This is the time of year for traditions. Long-held, new, fun, formal, religious. There are so many different kinds of traditions.
Starting a tradition is one of the first things you do when you start your new life with someone. You find something both of you can share that brings meaning to the holiday and your relationship – if you do it right.
Some traditions are planned, but I have found the traditions that end up meaning the most and last the longest are the ones that happen by accident.
Also the important thing to remember is that true, valued traditions shouldn’t be forced. We have to remember that just because something is important to us doesn’t necessarily mean they are important to other people, even our families. Which kind of sucks, because if you’re anything like me you want to share what’s important to you with the people who mean the most to you.
This is kind of tied in with the anti-gift – only giving gifts that we think are of value or that we like or understand. There can also be anti-traditions. Traditions that only we understand and want to keep.
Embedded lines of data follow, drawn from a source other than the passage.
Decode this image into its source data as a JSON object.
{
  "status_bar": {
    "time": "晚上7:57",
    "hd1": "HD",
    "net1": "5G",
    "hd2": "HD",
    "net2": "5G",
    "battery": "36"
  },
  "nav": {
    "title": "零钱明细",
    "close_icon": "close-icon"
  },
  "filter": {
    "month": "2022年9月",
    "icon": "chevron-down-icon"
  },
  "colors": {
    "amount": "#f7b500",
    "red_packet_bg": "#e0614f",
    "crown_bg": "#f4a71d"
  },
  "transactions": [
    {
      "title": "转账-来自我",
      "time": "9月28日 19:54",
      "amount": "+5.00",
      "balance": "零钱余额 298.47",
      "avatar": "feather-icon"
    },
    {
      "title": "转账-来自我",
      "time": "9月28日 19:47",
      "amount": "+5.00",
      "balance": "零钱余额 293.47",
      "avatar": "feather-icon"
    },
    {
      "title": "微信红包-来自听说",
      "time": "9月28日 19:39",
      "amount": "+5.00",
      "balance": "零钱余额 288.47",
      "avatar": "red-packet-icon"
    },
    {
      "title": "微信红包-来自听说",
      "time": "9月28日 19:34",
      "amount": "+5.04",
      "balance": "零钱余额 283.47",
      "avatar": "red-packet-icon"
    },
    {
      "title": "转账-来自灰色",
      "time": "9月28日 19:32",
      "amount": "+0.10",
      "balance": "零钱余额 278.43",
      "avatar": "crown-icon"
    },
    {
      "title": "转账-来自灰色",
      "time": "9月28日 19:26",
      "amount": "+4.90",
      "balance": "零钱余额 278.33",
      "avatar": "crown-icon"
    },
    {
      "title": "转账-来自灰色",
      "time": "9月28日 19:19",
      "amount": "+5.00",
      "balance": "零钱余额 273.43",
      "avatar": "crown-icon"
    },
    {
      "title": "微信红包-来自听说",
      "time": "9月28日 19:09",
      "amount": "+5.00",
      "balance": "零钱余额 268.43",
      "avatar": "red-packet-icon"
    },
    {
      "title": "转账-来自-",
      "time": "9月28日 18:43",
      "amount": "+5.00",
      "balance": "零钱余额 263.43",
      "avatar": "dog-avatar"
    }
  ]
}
And really why would we want to force things around the holidays and add tension to an already stressful time of year?
Ah, but there are traditions that are fun, spontaneous, and meaningful. The trick is to find them with another person. Those are the special traditions. The ones that happen organically, naturally and mean something to everyone involved.
I think, no, I know this has bigger implications. If we can somehow understand that holiday traditions shouldn’t be all about us then we can let go of everything else. We can think about others before us. We can be empathetic and caring and accepting.
We can start building lasting traditions that mean something to everyone in our lives.